Last week, the company put out a press release stating that of the products it would up its assortment of “sustainable” products to 50% by 2025. What makes a product sustainable? According to Petco it has to meet one of five criteria, ranging from the specific (use products made with sustainable materials like organic cotton or recycled nylon) to the more vague (use “responsible manufacturing practices during production).
Chippin, a pet food brand, is one startup that was hooked by Petco’s pitch, and this month started selling its products in 158 Petco stores, as well as through Petco’s website. The one-year-old startup sells dog treats made from products like cricket protein and spirulina, which the company says produces fewer greenhouse gas emissions than meat, a common ingredient in dog food.
Chippin co-founder Haley Russel told me that expansion into mass retail came earlier on than she had initially planned, but that the company was excited about Petco’s sustainability focus. “When we look at every other consumer product category, I think there has been so [much focus] on creating high-quality products that are better for the planet…and crazily enough, pet food was left behind in that trend,” she said.
In other DTC news: Andie gets into intimates
Swimwear startup Andie is launching its first product line outside of swimwear, announcing today that it is releasing a new line of new collection of bralettes and underwear.
“We have really developed such an expertise in exceptionally well-fitting garments, and particularly garments that fit very close to the body,” said founder Melanie Travis. “We realized that the number one thing women were asking for outside of swim was a good collection of bras and undies.”
Going from swimwear to underwear is a transition that many other companies have made before — Lively, for example, started in lingerie and then added a swimwear collection a year after its launch. Both garments have a similar type of fit — Travis said that Andie is using patterns for its first two bralettes that are similar to two of its best-selling bikini tops.
It’s the first new category launch for Andie in the company’s four-year-history. Travis said that the company has “no distinct plans” yet to launch into any other new categories. But it’s also worth noting that Andie just hired its first-ever vice president of design in September — Outdoor Voices’ former vice president of design, Michelle Copelman — so its cadence of new product launches is likely to increase.
What I’m reading
- The battle among plant-based meat startups is heating up, and Bloomberg has a solid look at how Impossible Foods and Beyond Meat are trying to gain an edge over one another through differing distribution strategies.

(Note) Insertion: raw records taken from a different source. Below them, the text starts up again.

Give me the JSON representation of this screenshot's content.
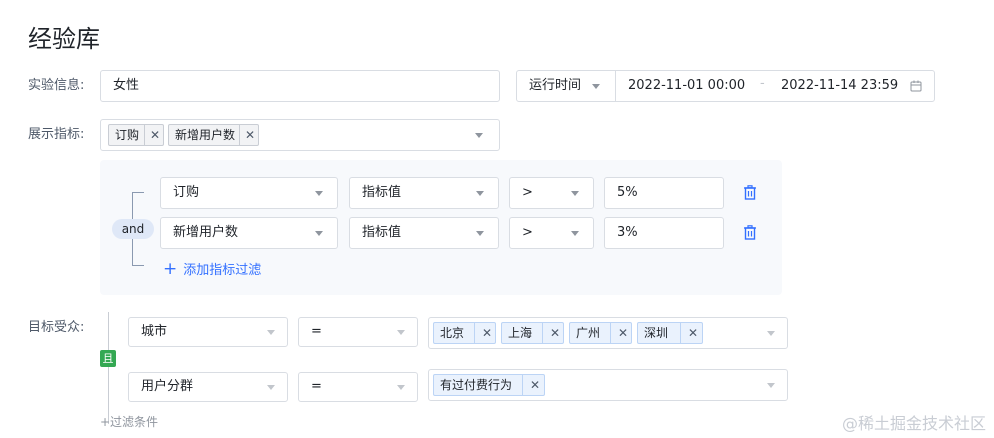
{
  "page_title": "经验库",
  "experiment": {
    "label": "实验信息:",
    "value": "女性",
    "time_select": "运行时间",
    "start": "2022-11-01 00:00",
    "dash": "-",
    "end": "2022-11-14 23:59"
  },
  "metrics": {
    "label": "展示指标:",
    "tags": [
      "订购",
      "新增用户数"
    ]
  },
  "filters": {
    "logic": "and",
    "rows": [
      {
        "metric": "订购",
        "type": "指标值",
        "op": ">",
        "value": "5%"
      },
      {
        "metric": "新增用户数",
        "type": "指标值",
        "op": ">",
        "value": "3%"
      }
    ],
    "add_label": "添加指标过滤"
  },
  "audience": {
    "label": "目标受众:",
    "logic": "且",
    "rows": [
      {
        "field": "城市",
        "op": "=",
        "tags": [
          "北京",
          "上海",
          "广州",
          "深圳"
        ]
      },
      {
        "field": "用户分群",
        "op": "=",
        "tags": [
          "有过付费行为"
        ]
      }
    ],
    "add_label": "+过滤条件"
  },
  "watermark": "@稀土掘金技术社区",
  "colors": {
    "accent": "#3370ff",
    "logic_green": "#34a853",
    "panel_bg": "#f7f9fc"
  }
}
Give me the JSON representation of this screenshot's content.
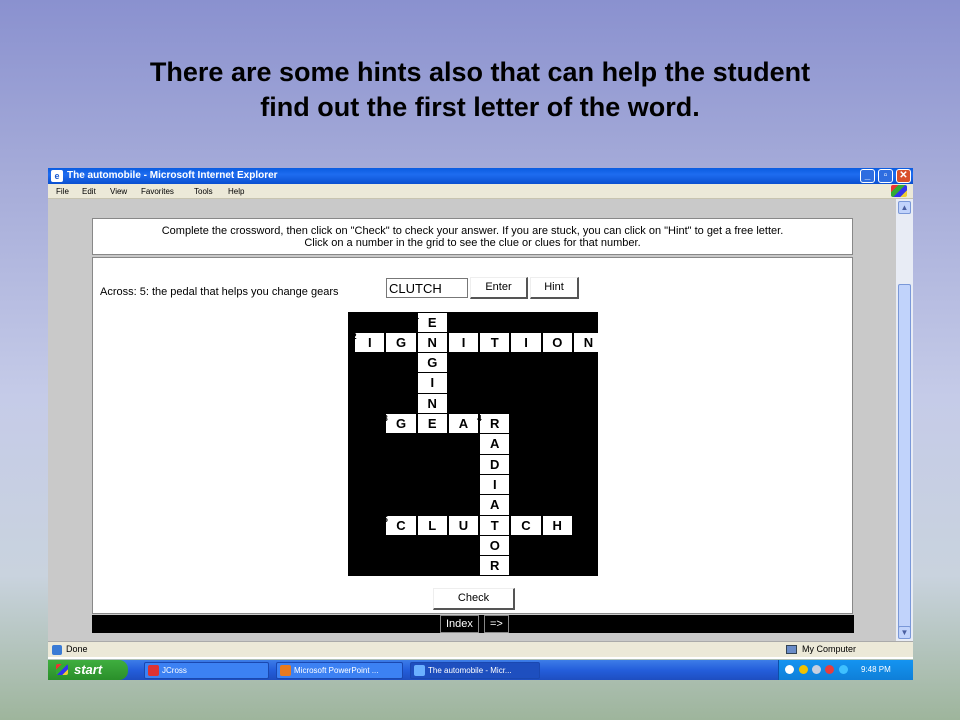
{
  "slide": {
    "title_line1": "There are some hints also that can help the student",
    "title_line2": "find out the first letter of the word."
  },
  "window": {
    "title": "The automobile - Microsoft Internet Explorer",
    "minimize": "_",
    "maximize": "▫",
    "close": "✕"
  },
  "menu": [
    "File",
    "Edit",
    "View",
    "Favorites",
    "Tools",
    "Help"
  ],
  "page": {
    "instructions_line1": "Complete the crossword, then click on \"Check\" to check your answer. If you are stuck, you can click on \"Hint\" to get a free letter.",
    "instructions_line2": "Click on a number in the grid to see the clue or clues for that number.",
    "clue": "Across: 5: the pedal that helps you change gears",
    "answer_value": "CLUTCH",
    "enter_label": "Enter",
    "hint_label": "Hint",
    "check_label": "Check",
    "index_label": "Index",
    "next_label": "=>"
  },
  "crossword": {
    "rows": 13,
    "cols": 8,
    "cells": [
      {
        "r": 0,
        "c": 2,
        "ch": "E",
        "num": "1"
      },
      {
        "r": 1,
        "c": 0,
        "ch": "I",
        "num": "2"
      },
      {
        "r": 1,
        "c": 1,
        "ch": "G"
      },
      {
        "r": 1,
        "c": 2,
        "ch": "N"
      },
      {
        "r": 1,
        "c": 3,
        "ch": "I"
      },
      {
        "r": 1,
        "c": 4,
        "ch": "T"
      },
      {
        "r": 1,
        "c": 5,
        "ch": "I"
      },
      {
        "r": 1,
        "c": 6,
        "ch": "O"
      },
      {
        "r": 1,
        "c": 7,
        "ch": "N"
      },
      {
        "r": 2,
        "c": 2,
        "ch": "G"
      },
      {
        "r": 3,
        "c": 2,
        "ch": "I"
      },
      {
        "r": 4,
        "c": 2,
        "ch": "N"
      },
      {
        "r": 5,
        "c": 1,
        "ch": "G",
        "num": "3"
      },
      {
        "r": 5,
        "c": 2,
        "ch": "E"
      },
      {
        "r": 5,
        "c": 3,
        "ch": "A"
      },
      {
        "r": 5,
        "c": 4,
        "ch": "R",
        "num": "4"
      },
      {
        "r": 6,
        "c": 4,
        "ch": "A"
      },
      {
        "r": 7,
        "c": 4,
        "ch": "D"
      },
      {
        "r": 8,
        "c": 4,
        "ch": "I"
      },
      {
        "r": 9,
        "c": 4,
        "ch": "A"
      },
      {
        "r": 10,
        "c": 1,
        "ch": "C",
        "num": "5"
      },
      {
        "r": 10,
        "c": 2,
        "ch": "L"
      },
      {
        "r": 10,
        "c": 3,
        "ch": "U"
      },
      {
        "r": 10,
        "c": 4,
        "ch": "T"
      },
      {
        "r": 10,
        "c": 5,
        "ch": "C"
      },
      {
        "r": 10,
        "c": 6,
        "ch": "H"
      },
      {
        "r": 11,
        "c": 4,
        "ch": "O"
      },
      {
        "r": 12,
        "c": 4,
        "ch": "R"
      }
    ]
  },
  "status": {
    "left": "Done",
    "zone": "My Computer"
  },
  "taskbar": {
    "start": "start",
    "tasks": [
      "JCross",
      "Microsoft PowerPoint ...",
      "The automobile - Micr..."
    ],
    "clock": "9:48 PM"
  },
  "icons": {
    "ie": "ie-icon",
    "done": "page-done-icon",
    "computer": "my-computer-icon"
  },
  "colors": {
    "titlebar": "#0a5ce0",
    "taskbar": "#245edb",
    "start": "#2a8f2a"
  }
}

- “Oral care” is having a moment, the Business of Fashion reports, as “the health and wellness movement has convinced shoppers to spend more on their hygiene.” Expect to see luxe toothpaste and rose gold toothbrushes as more startups enter the category.
- Drivers at grocery delivery startup Imperfect Foods voted to unionize , as unionization efforts continue to grow at startups that employ delivery workers. Imperfect Foods said in a statement to Bloomberg that it intends to challenge the results.
What we’ve covered
- DTC brands are tentatively exploring pop-ups again in light of more people getting vaccinated, but the strategy behind them has changed. Brands are still hesitant about trying to draw crowds, and more companies are looking to do pop-ups outside of New York City.
- While not technically a DTC brand, Stitch Fix is often cited as one of the biggest success stories among the most recent generation of digitally-native apparel startups. Now, with founder Katrina Lake stepping down as CEO, it appears Stitch Fix is preparing for a new chapter.
- More ghost kitchens are going the business-to-business route, signing partnerships with hotel chains, residential buildings and traditional offices to supply bulk food orders. The strategy is to both build out a steady customer base and cut the overall cost of deliveries.